EXERCISE INSTRUCTIONS ▸
The answer must consist of each line below that holds the word "JSON", copied as it stands.

DATASET EXTRACT ▸

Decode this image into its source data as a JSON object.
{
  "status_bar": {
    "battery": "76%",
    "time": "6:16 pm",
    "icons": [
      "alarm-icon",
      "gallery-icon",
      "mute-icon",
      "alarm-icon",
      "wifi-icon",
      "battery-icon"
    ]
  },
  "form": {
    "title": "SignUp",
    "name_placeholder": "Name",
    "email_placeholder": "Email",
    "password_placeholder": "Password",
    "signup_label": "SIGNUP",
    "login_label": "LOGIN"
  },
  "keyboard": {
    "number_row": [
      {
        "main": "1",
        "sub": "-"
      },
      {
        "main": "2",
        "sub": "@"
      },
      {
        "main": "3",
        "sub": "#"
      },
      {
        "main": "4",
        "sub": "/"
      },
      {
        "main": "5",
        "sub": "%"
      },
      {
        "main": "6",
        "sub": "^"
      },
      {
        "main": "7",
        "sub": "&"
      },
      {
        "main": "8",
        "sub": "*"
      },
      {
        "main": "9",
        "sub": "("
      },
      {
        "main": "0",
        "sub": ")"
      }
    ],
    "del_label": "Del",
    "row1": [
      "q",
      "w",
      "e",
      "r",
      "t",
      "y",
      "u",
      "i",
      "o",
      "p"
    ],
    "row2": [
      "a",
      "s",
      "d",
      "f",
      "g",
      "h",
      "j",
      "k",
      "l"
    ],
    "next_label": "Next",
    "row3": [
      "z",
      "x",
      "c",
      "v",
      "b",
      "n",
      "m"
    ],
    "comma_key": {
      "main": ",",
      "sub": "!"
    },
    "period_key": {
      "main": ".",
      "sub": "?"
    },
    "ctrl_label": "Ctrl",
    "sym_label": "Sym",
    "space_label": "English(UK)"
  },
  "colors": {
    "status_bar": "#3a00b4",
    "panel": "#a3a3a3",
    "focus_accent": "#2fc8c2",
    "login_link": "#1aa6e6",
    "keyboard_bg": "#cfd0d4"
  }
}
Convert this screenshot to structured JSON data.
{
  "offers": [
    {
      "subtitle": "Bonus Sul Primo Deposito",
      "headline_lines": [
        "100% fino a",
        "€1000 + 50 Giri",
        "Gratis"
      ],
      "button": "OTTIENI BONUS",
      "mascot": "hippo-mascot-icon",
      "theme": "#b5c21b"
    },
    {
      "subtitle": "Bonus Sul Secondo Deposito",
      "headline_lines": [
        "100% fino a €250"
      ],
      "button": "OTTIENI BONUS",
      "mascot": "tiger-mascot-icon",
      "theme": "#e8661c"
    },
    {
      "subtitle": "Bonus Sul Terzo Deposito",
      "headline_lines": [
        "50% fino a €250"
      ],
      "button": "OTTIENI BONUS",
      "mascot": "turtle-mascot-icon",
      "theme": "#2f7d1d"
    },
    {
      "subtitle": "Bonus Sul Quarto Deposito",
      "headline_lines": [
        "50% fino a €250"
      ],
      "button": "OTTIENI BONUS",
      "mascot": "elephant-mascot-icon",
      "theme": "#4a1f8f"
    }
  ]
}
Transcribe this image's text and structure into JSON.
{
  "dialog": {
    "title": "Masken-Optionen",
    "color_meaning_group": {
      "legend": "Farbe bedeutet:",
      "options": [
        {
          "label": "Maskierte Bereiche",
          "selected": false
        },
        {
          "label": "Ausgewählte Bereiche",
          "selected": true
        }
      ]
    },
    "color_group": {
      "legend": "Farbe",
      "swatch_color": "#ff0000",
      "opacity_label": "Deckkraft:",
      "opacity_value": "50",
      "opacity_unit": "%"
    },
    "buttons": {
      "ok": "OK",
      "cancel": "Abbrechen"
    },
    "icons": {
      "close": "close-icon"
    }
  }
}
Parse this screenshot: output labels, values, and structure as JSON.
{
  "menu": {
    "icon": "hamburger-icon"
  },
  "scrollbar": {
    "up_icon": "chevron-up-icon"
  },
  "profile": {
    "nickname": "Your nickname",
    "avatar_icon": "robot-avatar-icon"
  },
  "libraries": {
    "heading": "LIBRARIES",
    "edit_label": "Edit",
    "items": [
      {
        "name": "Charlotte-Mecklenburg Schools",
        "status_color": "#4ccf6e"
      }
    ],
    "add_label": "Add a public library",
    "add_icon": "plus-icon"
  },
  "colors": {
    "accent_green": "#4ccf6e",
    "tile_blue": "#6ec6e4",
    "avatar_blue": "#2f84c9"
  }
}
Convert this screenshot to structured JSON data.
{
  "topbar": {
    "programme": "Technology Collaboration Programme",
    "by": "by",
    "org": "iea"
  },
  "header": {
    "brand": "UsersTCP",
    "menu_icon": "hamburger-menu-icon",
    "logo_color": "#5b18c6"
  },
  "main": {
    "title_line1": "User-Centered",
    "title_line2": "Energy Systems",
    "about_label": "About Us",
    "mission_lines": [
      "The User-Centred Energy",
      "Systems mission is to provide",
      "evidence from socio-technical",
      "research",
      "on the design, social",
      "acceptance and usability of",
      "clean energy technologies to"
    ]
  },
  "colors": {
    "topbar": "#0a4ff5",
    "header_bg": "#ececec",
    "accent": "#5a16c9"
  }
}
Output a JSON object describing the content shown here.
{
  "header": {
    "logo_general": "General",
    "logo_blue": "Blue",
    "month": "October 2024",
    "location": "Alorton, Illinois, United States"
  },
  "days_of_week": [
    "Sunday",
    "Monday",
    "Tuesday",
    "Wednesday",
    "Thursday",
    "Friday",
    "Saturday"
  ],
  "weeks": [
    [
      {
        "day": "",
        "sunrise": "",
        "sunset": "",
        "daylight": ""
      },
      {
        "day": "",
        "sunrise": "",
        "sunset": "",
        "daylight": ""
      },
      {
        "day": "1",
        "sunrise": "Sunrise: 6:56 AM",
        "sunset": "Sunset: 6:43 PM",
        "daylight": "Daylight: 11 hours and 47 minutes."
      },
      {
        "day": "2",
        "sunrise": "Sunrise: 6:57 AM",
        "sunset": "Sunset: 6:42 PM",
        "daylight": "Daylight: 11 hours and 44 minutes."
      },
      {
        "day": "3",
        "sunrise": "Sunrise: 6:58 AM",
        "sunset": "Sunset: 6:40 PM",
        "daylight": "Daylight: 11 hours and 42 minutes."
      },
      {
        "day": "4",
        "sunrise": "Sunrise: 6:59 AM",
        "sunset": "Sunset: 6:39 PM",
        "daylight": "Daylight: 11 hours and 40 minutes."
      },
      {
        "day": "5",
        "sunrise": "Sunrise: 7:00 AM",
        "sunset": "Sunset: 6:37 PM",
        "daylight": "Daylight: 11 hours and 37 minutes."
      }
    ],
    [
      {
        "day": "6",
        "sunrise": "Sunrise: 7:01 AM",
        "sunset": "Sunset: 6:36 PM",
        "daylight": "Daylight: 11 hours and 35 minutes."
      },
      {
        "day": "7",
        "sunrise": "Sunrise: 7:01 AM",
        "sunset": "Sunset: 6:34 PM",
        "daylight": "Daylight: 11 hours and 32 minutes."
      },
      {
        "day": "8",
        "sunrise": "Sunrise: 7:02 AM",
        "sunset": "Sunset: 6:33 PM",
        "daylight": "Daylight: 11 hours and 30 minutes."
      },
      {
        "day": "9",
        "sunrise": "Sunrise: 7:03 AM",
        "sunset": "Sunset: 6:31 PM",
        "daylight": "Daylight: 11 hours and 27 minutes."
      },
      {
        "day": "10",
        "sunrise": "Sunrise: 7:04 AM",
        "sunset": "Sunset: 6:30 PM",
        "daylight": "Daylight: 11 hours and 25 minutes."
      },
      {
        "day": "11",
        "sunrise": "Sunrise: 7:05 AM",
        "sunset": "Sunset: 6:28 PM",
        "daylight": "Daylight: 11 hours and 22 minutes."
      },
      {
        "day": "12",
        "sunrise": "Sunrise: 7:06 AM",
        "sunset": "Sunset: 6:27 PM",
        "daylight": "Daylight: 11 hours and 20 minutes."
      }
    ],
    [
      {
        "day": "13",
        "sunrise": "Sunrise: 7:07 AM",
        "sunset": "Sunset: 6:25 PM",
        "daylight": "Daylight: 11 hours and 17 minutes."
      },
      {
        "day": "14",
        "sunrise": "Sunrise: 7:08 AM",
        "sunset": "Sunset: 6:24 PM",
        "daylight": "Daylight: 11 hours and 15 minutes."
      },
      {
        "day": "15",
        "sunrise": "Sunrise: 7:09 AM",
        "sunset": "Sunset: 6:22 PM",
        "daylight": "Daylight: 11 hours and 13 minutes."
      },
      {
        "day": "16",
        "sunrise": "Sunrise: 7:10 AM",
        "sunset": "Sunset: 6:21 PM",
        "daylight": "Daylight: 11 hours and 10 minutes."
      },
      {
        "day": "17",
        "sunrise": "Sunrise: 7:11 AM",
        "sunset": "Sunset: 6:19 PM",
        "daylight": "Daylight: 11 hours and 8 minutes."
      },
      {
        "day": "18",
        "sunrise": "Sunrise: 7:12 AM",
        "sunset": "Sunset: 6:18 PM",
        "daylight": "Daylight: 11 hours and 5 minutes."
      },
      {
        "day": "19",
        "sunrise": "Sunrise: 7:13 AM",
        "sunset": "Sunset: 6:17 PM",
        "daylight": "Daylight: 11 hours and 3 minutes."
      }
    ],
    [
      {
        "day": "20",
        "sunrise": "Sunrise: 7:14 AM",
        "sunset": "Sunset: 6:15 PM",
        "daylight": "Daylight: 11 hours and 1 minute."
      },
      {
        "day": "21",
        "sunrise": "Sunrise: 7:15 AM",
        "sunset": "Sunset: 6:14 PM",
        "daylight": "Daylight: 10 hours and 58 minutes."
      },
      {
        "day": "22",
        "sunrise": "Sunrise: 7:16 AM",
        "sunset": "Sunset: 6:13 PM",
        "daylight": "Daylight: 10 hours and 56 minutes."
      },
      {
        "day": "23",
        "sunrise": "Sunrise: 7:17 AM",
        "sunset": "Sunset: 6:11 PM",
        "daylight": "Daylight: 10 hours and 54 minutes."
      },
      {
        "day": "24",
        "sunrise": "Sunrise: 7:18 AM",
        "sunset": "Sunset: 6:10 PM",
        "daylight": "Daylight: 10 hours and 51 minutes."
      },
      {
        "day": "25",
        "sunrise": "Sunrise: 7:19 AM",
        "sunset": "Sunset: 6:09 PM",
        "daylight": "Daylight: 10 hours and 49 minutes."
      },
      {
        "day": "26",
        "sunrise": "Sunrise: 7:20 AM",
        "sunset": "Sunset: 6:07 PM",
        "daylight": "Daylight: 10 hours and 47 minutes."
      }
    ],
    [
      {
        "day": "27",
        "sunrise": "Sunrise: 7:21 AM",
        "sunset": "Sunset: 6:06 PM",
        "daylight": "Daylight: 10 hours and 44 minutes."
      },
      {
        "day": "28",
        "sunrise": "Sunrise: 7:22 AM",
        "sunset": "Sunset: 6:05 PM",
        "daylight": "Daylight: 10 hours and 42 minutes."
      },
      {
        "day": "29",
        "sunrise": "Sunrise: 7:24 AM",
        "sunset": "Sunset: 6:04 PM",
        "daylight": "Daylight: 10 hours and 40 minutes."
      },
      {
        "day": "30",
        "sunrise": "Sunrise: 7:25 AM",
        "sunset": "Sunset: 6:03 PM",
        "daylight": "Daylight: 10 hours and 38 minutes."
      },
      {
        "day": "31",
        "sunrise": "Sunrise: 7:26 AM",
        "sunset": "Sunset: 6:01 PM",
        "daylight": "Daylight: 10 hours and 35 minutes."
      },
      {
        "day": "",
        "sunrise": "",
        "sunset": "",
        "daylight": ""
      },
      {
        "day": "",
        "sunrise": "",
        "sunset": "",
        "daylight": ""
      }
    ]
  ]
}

TASK RESPONSE ▸
Decode this image into its source data as a JSON object.
Convert this screenshot to structured JSON data.
Transcribe this image's text and structure into JSON.
Parse this screenshot: output labels, values, and structure as JSON.
Convert this screenshot to structured JSON data.
Output a JSON object describing the content shown here.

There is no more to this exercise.